■ **ACTIVITY**: Each line of the records containing "slip" is to be copied out and returned.
---- RECORDED INFORMATION
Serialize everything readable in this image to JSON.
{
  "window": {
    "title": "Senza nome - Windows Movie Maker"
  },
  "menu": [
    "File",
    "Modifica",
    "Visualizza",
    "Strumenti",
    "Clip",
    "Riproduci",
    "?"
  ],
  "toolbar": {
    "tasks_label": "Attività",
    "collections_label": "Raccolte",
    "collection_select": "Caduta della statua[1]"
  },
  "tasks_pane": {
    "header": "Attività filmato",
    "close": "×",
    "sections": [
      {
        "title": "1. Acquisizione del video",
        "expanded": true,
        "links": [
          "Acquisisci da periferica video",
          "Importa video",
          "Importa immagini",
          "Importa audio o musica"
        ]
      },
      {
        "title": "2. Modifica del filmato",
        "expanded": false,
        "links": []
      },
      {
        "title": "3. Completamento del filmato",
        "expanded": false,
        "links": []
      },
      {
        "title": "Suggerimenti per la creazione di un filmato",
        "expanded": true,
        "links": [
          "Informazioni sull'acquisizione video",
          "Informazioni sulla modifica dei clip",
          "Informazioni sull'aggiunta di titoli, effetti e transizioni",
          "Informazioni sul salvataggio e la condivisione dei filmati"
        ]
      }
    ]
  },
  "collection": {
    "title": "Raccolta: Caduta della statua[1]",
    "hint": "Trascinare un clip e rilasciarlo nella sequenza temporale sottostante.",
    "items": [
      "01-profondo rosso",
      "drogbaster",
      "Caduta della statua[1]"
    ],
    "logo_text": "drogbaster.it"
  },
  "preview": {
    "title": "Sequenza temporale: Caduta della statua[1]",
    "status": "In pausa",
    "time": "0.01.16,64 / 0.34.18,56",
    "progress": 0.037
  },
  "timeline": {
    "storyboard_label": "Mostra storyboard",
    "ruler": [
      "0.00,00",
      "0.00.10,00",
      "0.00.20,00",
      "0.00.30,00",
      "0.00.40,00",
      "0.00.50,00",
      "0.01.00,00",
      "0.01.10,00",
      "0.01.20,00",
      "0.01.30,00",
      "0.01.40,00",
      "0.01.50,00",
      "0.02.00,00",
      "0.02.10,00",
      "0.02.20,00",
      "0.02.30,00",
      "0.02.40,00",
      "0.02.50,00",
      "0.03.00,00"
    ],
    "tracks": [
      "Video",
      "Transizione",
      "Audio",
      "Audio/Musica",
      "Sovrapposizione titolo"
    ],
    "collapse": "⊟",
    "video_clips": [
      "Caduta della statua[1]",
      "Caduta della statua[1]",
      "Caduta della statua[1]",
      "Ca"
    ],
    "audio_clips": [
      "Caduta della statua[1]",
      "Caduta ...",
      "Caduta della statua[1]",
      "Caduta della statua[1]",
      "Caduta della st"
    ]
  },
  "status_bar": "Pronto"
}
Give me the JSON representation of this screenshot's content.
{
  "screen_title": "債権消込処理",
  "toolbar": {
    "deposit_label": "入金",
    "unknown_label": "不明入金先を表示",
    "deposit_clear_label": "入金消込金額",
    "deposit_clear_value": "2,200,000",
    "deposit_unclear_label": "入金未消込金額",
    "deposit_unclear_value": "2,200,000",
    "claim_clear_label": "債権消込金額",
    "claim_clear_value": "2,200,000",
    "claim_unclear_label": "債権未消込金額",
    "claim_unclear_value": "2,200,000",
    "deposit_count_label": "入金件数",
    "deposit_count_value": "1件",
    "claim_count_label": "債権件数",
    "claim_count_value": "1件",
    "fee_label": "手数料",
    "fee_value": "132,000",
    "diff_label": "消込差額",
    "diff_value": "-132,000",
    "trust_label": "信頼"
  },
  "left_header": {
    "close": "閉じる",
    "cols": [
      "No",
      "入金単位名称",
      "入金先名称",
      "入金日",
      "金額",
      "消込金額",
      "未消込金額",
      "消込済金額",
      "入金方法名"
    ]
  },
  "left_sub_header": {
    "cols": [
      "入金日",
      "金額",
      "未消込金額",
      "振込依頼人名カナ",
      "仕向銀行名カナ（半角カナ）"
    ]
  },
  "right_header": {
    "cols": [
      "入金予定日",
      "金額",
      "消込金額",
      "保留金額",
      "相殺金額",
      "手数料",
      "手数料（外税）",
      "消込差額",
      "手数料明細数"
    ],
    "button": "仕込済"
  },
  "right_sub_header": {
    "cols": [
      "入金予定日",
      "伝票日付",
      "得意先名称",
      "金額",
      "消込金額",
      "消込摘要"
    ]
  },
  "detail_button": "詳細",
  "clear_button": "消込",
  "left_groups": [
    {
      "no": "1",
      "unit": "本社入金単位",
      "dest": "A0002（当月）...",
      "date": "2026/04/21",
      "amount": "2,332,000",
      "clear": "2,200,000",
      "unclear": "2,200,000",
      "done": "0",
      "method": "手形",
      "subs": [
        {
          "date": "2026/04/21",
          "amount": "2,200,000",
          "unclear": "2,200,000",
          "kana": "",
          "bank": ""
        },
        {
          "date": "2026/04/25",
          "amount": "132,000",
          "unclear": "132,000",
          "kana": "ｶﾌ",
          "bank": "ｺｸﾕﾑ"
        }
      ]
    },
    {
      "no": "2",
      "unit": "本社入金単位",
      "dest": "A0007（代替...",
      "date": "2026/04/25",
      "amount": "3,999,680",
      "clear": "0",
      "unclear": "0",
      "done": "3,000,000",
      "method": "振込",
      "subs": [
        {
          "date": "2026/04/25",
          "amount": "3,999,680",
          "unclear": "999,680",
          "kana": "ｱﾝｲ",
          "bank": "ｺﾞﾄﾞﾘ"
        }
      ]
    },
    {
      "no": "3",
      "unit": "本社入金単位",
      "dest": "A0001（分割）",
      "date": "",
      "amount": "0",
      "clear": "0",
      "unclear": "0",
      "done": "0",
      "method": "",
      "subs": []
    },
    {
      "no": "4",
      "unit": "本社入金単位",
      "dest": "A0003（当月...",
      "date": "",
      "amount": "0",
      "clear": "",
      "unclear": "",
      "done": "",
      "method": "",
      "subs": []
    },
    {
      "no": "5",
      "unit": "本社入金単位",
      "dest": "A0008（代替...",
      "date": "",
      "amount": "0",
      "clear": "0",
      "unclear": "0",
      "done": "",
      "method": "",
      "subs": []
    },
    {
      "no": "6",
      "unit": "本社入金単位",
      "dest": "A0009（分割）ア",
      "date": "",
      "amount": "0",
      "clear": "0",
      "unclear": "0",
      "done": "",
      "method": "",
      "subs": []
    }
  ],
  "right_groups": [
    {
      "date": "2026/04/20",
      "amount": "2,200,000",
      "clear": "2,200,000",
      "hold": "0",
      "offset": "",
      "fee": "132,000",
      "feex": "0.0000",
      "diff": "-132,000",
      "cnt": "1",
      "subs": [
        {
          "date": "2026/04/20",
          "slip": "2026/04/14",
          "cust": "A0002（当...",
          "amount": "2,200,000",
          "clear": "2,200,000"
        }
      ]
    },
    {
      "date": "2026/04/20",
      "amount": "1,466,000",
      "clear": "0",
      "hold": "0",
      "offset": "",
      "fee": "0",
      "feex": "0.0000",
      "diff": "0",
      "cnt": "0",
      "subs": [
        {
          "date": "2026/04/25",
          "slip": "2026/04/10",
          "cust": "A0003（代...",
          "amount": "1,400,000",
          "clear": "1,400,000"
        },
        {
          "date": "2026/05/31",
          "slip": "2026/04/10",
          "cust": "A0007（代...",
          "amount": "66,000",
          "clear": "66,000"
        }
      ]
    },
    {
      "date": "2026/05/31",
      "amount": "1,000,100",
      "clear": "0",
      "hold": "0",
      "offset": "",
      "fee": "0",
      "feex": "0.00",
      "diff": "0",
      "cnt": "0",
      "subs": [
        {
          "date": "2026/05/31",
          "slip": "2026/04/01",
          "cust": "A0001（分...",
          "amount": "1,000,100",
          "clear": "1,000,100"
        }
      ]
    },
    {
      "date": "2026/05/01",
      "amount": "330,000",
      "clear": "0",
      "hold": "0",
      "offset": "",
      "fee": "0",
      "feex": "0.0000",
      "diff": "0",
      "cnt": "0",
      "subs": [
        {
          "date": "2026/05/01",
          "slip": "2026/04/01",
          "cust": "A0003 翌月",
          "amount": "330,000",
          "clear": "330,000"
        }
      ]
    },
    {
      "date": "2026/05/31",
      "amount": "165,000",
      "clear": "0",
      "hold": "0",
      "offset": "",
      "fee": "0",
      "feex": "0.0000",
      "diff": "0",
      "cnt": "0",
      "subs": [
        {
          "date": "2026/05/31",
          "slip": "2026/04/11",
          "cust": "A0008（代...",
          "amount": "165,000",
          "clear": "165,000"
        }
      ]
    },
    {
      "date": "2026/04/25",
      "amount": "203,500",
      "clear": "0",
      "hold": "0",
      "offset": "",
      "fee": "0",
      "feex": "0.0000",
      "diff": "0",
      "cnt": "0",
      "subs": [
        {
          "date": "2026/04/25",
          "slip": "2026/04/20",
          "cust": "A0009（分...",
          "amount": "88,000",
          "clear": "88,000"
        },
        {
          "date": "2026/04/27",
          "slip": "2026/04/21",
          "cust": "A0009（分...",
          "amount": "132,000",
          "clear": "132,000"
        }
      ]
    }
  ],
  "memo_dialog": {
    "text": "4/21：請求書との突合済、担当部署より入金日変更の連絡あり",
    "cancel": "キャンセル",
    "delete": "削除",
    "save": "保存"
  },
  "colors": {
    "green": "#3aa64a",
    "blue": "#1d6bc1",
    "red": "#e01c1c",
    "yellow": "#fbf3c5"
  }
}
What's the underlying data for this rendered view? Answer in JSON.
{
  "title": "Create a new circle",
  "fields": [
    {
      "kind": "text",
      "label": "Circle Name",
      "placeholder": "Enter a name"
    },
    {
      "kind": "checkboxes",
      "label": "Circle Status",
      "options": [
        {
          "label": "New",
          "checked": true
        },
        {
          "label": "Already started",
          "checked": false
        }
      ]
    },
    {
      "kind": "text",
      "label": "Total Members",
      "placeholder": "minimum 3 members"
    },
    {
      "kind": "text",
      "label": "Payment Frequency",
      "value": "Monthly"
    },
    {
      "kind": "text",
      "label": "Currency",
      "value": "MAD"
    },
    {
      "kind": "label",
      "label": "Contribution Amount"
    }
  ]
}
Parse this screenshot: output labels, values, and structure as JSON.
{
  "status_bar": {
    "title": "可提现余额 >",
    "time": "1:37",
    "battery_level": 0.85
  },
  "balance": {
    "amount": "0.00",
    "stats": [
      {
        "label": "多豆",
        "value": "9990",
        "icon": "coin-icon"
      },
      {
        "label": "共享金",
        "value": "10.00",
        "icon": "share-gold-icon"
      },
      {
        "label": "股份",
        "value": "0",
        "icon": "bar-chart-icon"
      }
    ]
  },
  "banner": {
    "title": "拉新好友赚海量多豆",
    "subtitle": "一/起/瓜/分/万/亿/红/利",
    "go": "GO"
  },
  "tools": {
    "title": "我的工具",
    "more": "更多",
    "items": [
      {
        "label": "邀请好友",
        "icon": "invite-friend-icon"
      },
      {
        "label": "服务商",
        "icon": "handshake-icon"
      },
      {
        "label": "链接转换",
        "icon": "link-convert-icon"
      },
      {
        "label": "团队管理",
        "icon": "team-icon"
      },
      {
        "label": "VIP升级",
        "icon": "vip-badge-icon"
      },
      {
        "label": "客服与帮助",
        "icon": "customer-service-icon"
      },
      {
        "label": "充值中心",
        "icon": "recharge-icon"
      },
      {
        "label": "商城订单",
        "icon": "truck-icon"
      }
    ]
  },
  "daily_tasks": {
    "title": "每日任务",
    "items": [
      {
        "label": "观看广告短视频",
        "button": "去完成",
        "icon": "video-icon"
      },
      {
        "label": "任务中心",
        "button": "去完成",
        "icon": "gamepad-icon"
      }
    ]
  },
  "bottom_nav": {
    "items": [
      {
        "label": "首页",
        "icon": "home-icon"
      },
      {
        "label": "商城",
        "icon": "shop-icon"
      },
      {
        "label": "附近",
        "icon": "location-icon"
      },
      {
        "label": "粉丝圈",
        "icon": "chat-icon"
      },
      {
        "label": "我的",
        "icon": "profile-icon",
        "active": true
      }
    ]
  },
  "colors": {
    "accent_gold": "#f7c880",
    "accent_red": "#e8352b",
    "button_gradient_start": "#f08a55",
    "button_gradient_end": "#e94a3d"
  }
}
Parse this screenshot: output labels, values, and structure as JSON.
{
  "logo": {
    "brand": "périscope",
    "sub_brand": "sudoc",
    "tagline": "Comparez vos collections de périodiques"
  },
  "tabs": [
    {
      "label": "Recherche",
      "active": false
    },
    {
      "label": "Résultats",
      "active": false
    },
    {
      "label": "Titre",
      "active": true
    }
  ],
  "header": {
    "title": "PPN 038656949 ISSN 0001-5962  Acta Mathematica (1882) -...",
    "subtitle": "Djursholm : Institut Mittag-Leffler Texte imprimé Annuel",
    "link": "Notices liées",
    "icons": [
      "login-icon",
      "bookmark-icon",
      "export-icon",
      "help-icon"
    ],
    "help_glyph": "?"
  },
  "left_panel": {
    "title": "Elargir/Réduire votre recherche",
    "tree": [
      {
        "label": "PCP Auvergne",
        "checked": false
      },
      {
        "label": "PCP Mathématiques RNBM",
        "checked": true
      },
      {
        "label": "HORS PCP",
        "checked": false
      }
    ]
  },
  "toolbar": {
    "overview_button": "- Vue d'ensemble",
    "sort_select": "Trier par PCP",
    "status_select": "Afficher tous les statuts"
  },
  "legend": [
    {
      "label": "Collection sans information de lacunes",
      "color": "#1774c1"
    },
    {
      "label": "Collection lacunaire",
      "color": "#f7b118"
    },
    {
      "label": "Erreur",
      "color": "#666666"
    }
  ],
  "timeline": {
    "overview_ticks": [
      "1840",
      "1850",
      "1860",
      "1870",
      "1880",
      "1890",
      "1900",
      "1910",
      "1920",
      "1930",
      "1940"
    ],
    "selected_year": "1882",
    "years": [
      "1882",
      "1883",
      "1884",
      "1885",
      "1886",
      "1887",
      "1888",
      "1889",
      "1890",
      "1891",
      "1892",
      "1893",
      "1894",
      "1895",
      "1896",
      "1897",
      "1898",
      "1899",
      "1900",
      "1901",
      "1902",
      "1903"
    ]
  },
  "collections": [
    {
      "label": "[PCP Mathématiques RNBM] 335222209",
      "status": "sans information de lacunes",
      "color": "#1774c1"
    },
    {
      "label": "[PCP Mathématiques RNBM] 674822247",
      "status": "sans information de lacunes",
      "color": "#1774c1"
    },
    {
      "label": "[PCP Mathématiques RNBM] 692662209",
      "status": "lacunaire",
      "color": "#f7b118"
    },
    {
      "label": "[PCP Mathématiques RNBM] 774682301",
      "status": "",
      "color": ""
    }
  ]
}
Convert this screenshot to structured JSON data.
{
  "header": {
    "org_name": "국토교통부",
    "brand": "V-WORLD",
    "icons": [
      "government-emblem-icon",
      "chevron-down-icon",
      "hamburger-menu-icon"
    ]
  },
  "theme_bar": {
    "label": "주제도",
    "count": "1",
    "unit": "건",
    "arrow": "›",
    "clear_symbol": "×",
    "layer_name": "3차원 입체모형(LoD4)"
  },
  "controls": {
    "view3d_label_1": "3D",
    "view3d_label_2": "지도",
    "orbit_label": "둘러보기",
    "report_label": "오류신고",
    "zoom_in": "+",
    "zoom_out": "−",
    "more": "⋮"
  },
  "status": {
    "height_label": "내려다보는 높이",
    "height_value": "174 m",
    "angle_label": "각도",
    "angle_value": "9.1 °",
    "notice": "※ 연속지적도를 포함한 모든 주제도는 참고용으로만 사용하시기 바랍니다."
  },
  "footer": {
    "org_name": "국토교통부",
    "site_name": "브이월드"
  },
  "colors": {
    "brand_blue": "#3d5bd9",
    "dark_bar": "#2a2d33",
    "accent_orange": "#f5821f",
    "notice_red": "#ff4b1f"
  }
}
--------
■ **SOLUTION FOR THIS TASK**:
          "slip": "2026/04/14",
          "slip": "2026/04/10",
          "slip": "2026/04/10",
          "slip": "2026/04/01",
          "slip": "2026/04/01",
          "slip": "2026/04/11",
          "slip": "2026/04/20",
          "slip": "2026/04/21",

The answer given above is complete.